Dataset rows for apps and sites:
——————————
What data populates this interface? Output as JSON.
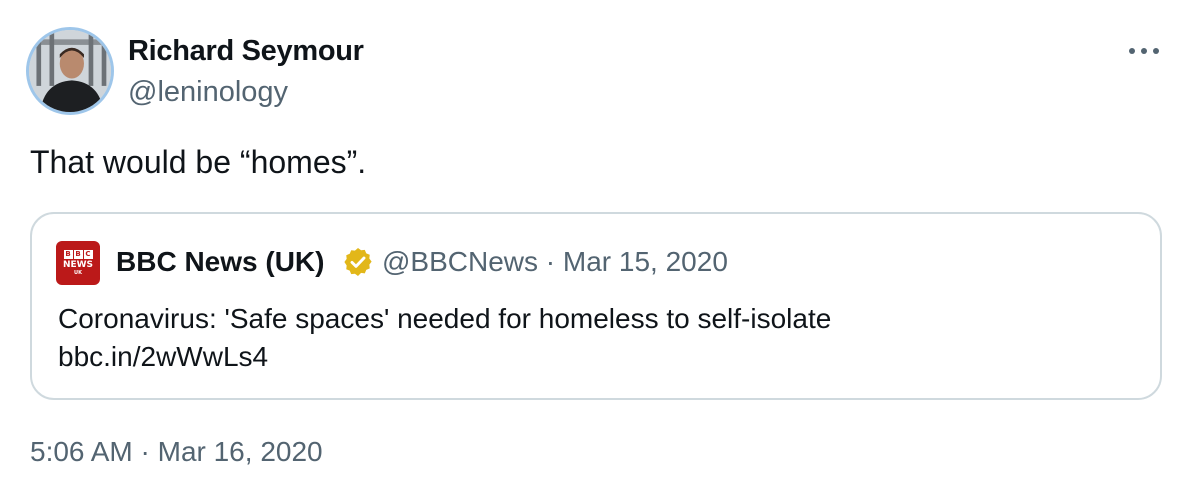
{
  "author": {
    "name": "Richard Seymour",
    "handle": "@leninology"
  },
  "tweet": {
    "text": "That would be “homes”.",
    "timestamp": "5:06 AM · Mar 16, 2020"
  },
  "quoted": {
    "logo": {
      "blocks": [
        "B",
        "B",
        "C"
      ],
      "wordmark": "NEWS",
      "sub": "UK"
    },
    "name": "BBC News (UK)",
    "meta": "@BBCNews · Mar 15, 2020",
    "text": "Coronavirus: 'Safe spaces' needed for homeless to self-isolate",
    "link": "bbc.in/2wWwLs4"
  },
  "icons": {
    "more": "more-horizontal-icon",
    "verified": "gold-verified-badge-icon"
  },
  "colors": {
    "text_primary": "#0f1419",
    "text_secondary": "#536471",
    "border": "#cfd9de",
    "verified_gold": "#e2b719",
    "bbc_red": "#bb1919"
  }
}
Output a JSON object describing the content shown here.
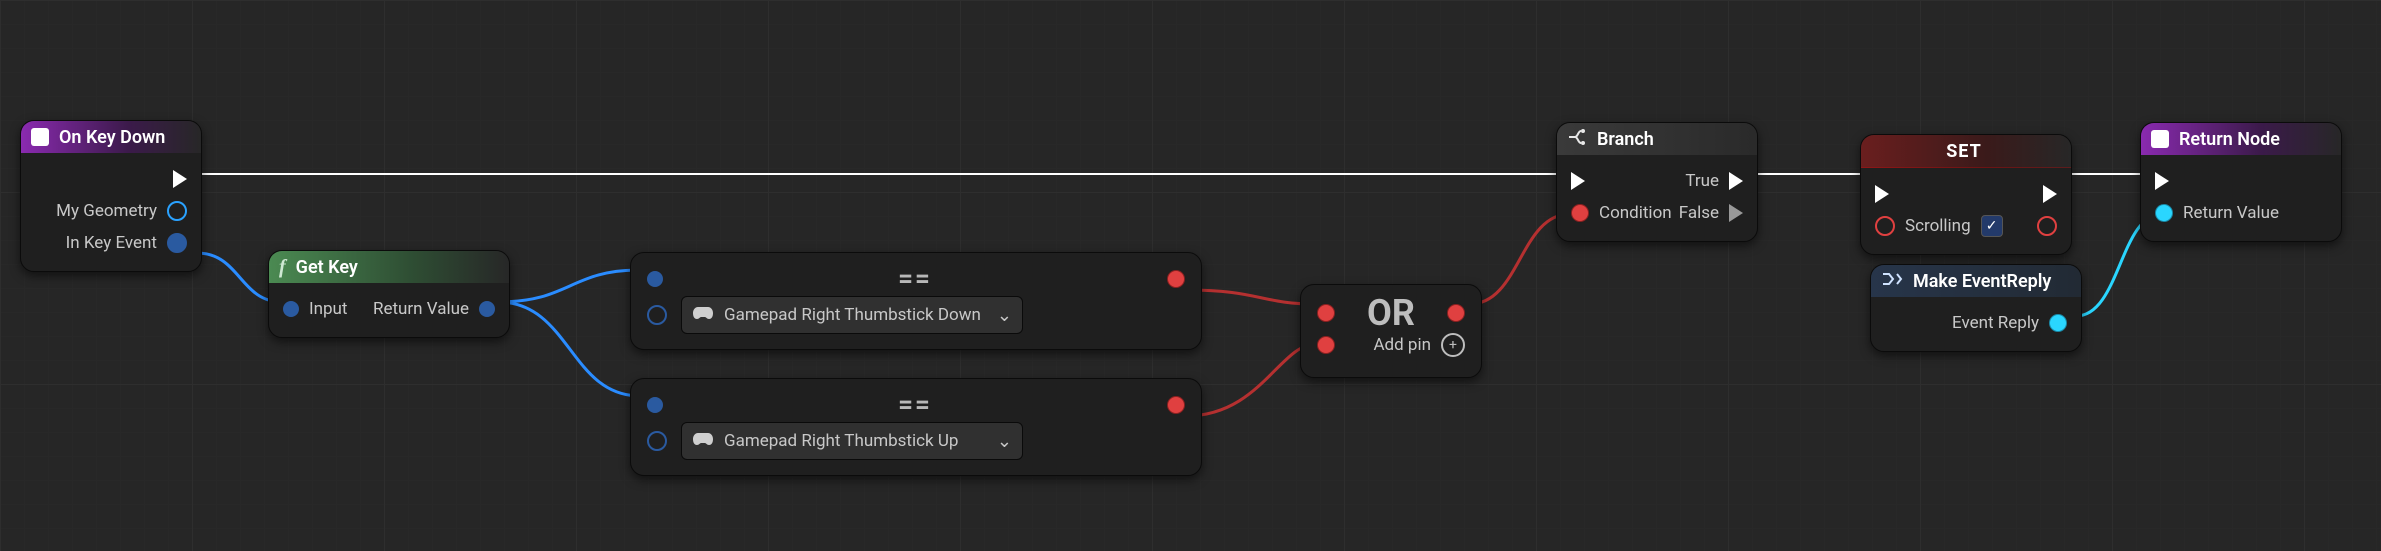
{
  "nodes": {
    "event": {
      "title": "On Key Down",
      "pins": {
        "my_geometry": "My Geometry",
        "in_key_event": "In Key Event"
      }
    },
    "getkey": {
      "title": "Get Key",
      "pins": {
        "input": "Input",
        "return": "Return Value"
      }
    },
    "eq1": {
      "op": "==",
      "select_value": "Gamepad Right Thumbstick Down"
    },
    "eq2": {
      "op": "==",
      "select_value": "Gamepad Right Thumbstick Up"
    },
    "or": {
      "op": "OR",
      "add_pin": "Add pin"
    },
    "branch": {
      "title": "Branch",
      "pins": {
        "condition": "Condition",
        "true": "True",
        "false": "False"
      }
    },
    "set": {
      "title": "SET",
      "field": "Scrolling",
      "checked": true
    },
    "make_reply": {
      "title": "Make EventReply",
      "pins": {
        "out": "Event Reply"
      }
    },
    "return": {
      "title": "Return Node",
      "pins": {
        "return_value": "Return Value"
      }
    }
  },
  "colors": {
    "exec": "#ffffff",
    "bool": "#e04040",
    "struct_key": "#2aa2ff",
    "struct_reply": "#2ad6ff"
  }
}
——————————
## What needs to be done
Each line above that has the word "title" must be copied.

## Reply to the exercise
      "title": "On Key Down",
      "title": "Get Key",
      "title": "Branch",
      "title": "SET",
      "title": "Make EventReply",
      "title": "Return Node",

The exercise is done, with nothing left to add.